Millions in Federal Conservation Aid Withheld Due to DNR Clearcutting
Washington, DC — The State of Minnesota may forfeit millions of dollars of federal grants if it does not stop clearcutting sensitive wildlife habitats, according to Public Employees for Environmental Responsibility (PEER). The U.S. Fish & Wildlife Service (FWS) has temporarily withheld significant conservation funding for the Minnesota Department of Natural Resources (DNR) over the latter’s imposition of “timber cord quotas” that impose logging targets regardless of the impacts on wildlife and habitats.
In 2021, FWS held up a two-year $26.4 million grant for Minnesota’s Wildlife Management Areas because DNR had ignored adverse impacts on wildlife in executing its logging quotas. In addition, DNR had placed decision-making on many conservation matters in the hands of foresters and not wildlife biologists. A final decision on whether FWS continues sequestration of this funding is imminent.
“U.S. taxpayers should not be subsidizing Minnesota’s backward and destructive logging practices,” declared Tim Whitehouse, a former U.S. Environmental Protection Agency enforcement attorney. “We are urging the U.S. Fish & Wildlife Service to hold its ground and rescind any grant approvals that violate federal regulations.”

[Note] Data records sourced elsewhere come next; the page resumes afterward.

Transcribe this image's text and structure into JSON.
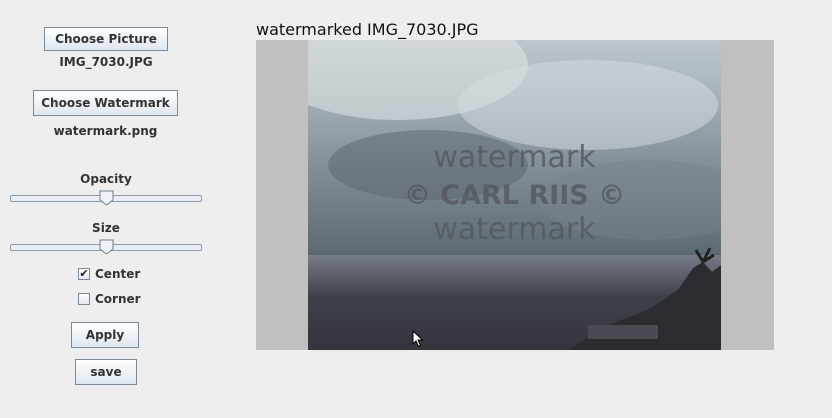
{
  "controls": {
    "choose_picture_label": "Choose Picture",
    "picture_filename": "IMG_7030.JPG",
    "choose_watermark_label": "Choose Watermark",
    "watermark_filename": "watermark.png",
    "opacity_label": "Opacity",
    "opacity_value": 0.5,
    "size_label": "Size",
    "size_value": 0.5,
    "center_label": "Center",
    "center_checked": true,
    "corner_label": "Corner",
    "corner_checked": false,
    "apply_label": "Apply",
    "save_label": "save"
  },
  "preview": {
    "title": "watermarked IMG_7030.JPG",
    "watermark_line1": "watermark",
    "watermark_line2": "© CARL RIIS ©",
    "watermark_line3": "watermark"
  },
  "colors": {
    "window_bg": "#eeeeee",
    "preview_bg": "#c0c0c0",
    "watermark_text": "#55595e"
  },
  "icons": {
    "cursor": "mouse-pointer-icon",
    "check": "checkmark-icon"
  }
}
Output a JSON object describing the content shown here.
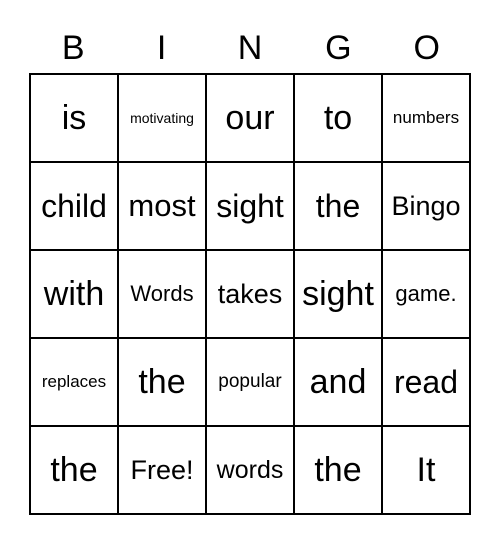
{
  "header": [
    "B",
    "I",
    "N",
    "G",
    "O"
  ],
  "cells": [
    [
      "is",
      "motivating",
      "our",
      "to",
      "numbers"
    ],
    [
      "child",
      "most",
      "sight",
      "the",
      "Bingo"
    ],
    [
      "with",
      "Words",
      "takes",
      "sight",
      "game."
    ],
    [
      "replaces",
      "the",
      "popular",
      "and",
      "read"
    ],
    [
      "the",
      "Free!",
      "words",
      "the",
      "It"
    ]
  ]
}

Earlier this month, MN DNR announced that it had agreed to “action items” in a meeting with FWS Regional Director Charlie Wooley and suggested that this agreement resolved the matter of the withheld grant. Yet, these action items do not meet the conditions laid out by FWS and, for the most part, contain no identifiable actions but merely “reaffirm” DNR’s good intentions.
“Based upon reports that we have received, actual conditions on the ground have not changed, and DNR-mandated ‘timber cord quotas’ still prevail,” added Whitehouse, whose letter today urged FWS to reject this sham agreement and to continue to withhold grant funds. “DNR does not seem to grasp that the federal funding is limited to timber operations designed to benefit wildlife, not to maximize timber production.”
In addition to the loss of federal funding, DNR may risk financial consequences from the loss of its sustainable forest management certification through the Forestry Stewardship Council, which is currently conducting its annual audit of DNR forestry. That certification makes DNR timber more marketable. PEER has asked the Council to incorporate the concerns raised by FWS into this latest audit and any subsequent certification decision.